*Data in this exercise*.
<<<<

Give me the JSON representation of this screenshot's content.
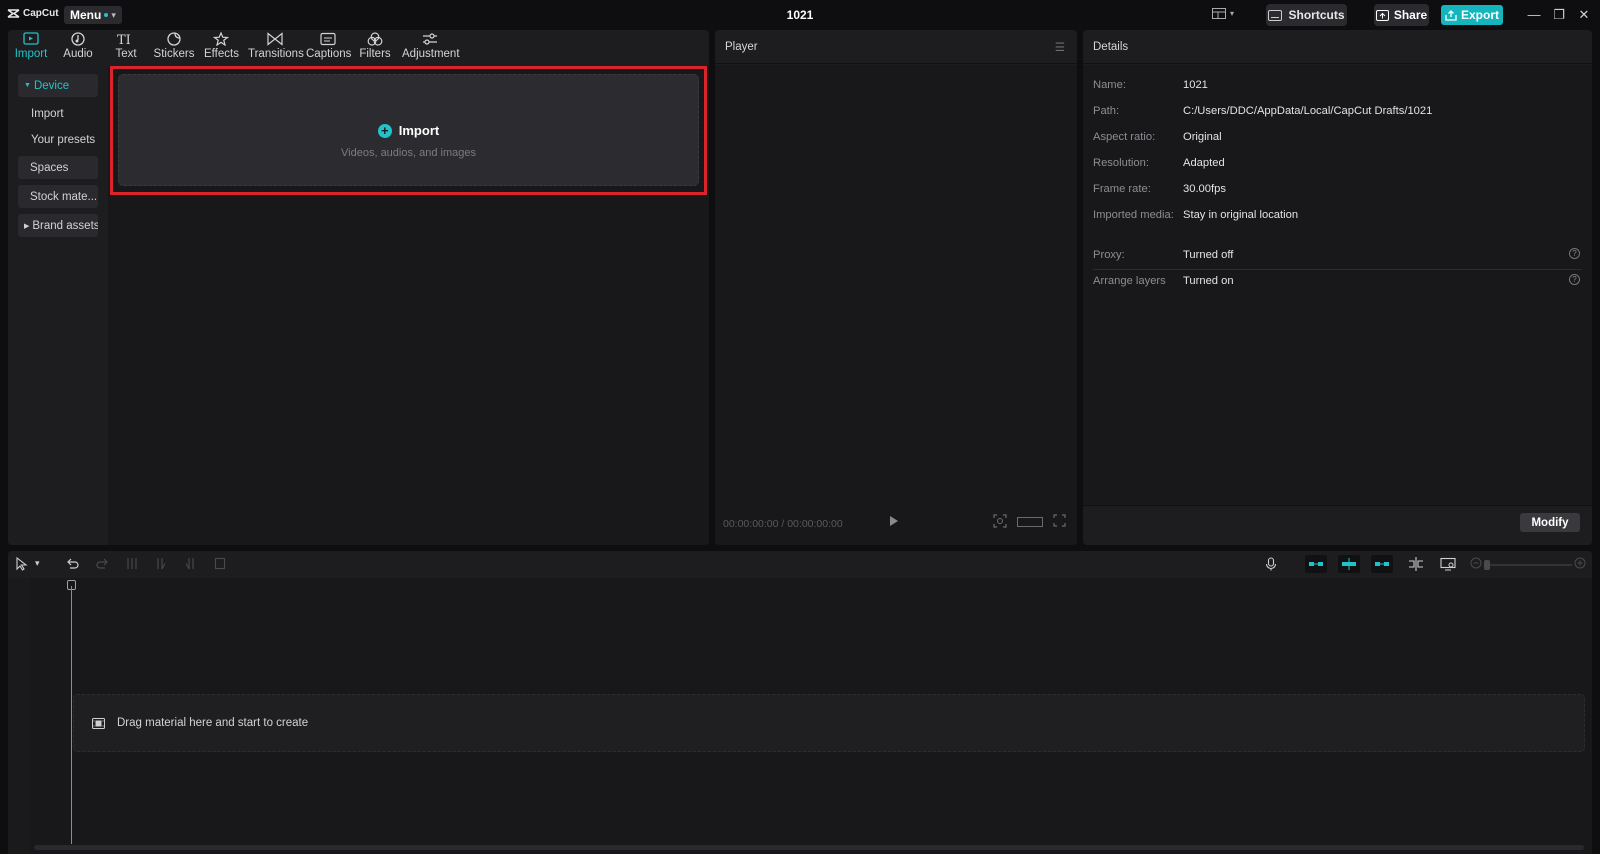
{
  "app": {
    "brand": "CapCut",
    "menu_label": "Menu",
    "project_title": "1021",
    "shortcuts_label": "Shortcuts",
    "share_label": "Share",
    "export_label": "Export",
    "accent_color": "#21c3c9"
  },
  "toolbar": {
    "tabs": [
      {
        "label": "Import",
        "icon": "import-icon",
        "active": true
      },
      {
        "label": "Audio",
        "icon": "audio-icon"
      },
      {
        "label": "Text",
        "icon": "text-icon"
      },
      {
        "label": "Stickers",
        "icon": "stickers-icon"
      },
      {
        "label": "Effects",
        "icon": "effects-icon"
      },
      {
        "label": "Transitions",
        "icon": "transitions-icon"
      },
      {
        "label": "Captions",
        "icon": "captions-icon"
      },
      {
        "label": "Filters",
        "icon": "filters-icon"
      },
      {
        "label": "Adjustment",
        "icon": "adjustment-icon"
      }
    ]
  },
  "sidebar": {
    "items": [
      {
        "label": "Device",
        "active": true
      },
      {
        "label": "Import"
      },
      {
        "label": "Your presets"
      },
      {
        "label": "Spaces"
      },
      {
        "label": "Stock mate..."
      },
      {
        "label": "Brand assets"
      }
    ]
  },
  "import_zone": {
    "title": "Import",
    "subtitle": "Videos, audios, and images"
  },
  "player": {
    "title": "Player",
    "time": "00:00:00:00 / 00:00:00:00"
  },
  "details": {
    "title": "Details",
    "rows": [
      {
        "key": "Name:",
        "value": "1021"
      },
      {
        "key": "Path:",
        "value": "C:/Users/DDC/AppData/Local/CapCut Drafts/1021"
      },
      {
        "key": "Aspect ratio:",
        "value": "Original"
      },
      {
        "key": "Resolution:",
        "value": "Adapted"
      },
      {
        "key": "Frame rate:",
        "value": "30.00fps"
      },
      {
        "key": "Imported media:",
        "value": "Stay in original location"
      },
      {
        "key": "Proxy:",
        "value": "Turned off"
      },
      {
        "key": "Arrange layers",
        "value": "Turned on"
      }
    ],
    "modify_label": "Modify"
  },
  "timeline": {
    "drop_hint": "Drag material here and start to create"
  }
}
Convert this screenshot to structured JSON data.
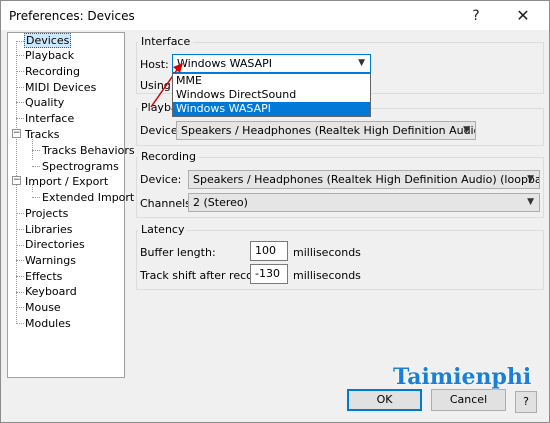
{
  "window": {
    "title": "Preferences: Devices",
    "help_glyph": "?",
    "close_glyph": "✕"
  },
  "tree": {
    "items": [
      {
        "label": "Devices"
      },
      {
        "label": "Playback"
      },
      {
        "label": "Recording"
      },
      {
        "label": "MIDI Devices"
      },
      {
        "label": "Quality"
      },
      {
        "label": "Interface"
      },
      {
        "label": "Tracks"
      },
      {
        "label": "Tracks Behaviors"
      },
      {
        "label": "Spectrograms"
      },
      {
        "label": "Import / Export"
      },
      {
        "label": "Extended Import"
      },
      {
        "label": "Projects"
      },
      {
        "label": "Libraries"
      },
      {
        "label": "Directories"
      },
      {
        "label": "Warnings"
      },
      {
        "label": "Effects"
      },
      {
        "label": "Keyboard"
      },
      {
        "label": "Mouse"
      },
      {
        "label": "Modules"
      }
    ],
    "expander_glyph": "−"
  },
  "interface": {
    "group": "Interface",
    "host_label": "Host:",
    "host_value": "Windows WASAPI",
    "using_label": "Using:",
    "options": [
      "MME",
      "Windows DirectSound",
      "Windows WASAPI"
    ]
  },
  "playback": {
    "group": "Playba",
    "device_label": "Device:",
    "device_value": "Speakers / Headphones (Realtek High Definition Audio)"
  },
  "recording": {
    "group": "Recording",
    "device_label": "Device:",
    "device_value": "Speakers / Headphones (Realtek High Definition Audio) (loopback)",
    "channels_label": "Channels:",
    "channels_value": "2 (Stereo)"
  },
  "latency": {
    "group": "Latency",
    "buffer_label": "Buffer length:",
    "buffer_value": "100",
    "buffer_unit": "milliseconds",
    "shift_label": "Track shift after record:",
    "shift_value": "-130",
    "shift_unit": "milliseconds"
  },
  "buttons": {
    "ok": "OK",
    "cancel": "Cancel",
    "help": "?"
  },
  "watermark": "Taimienphi",
  "colors": {
    "selection": "#0078d7",
    "accent_arrow": "#d40000"
  }
}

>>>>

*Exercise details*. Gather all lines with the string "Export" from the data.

*Answer box*.
    "export_label": "Export",
        "label": "Import / Export"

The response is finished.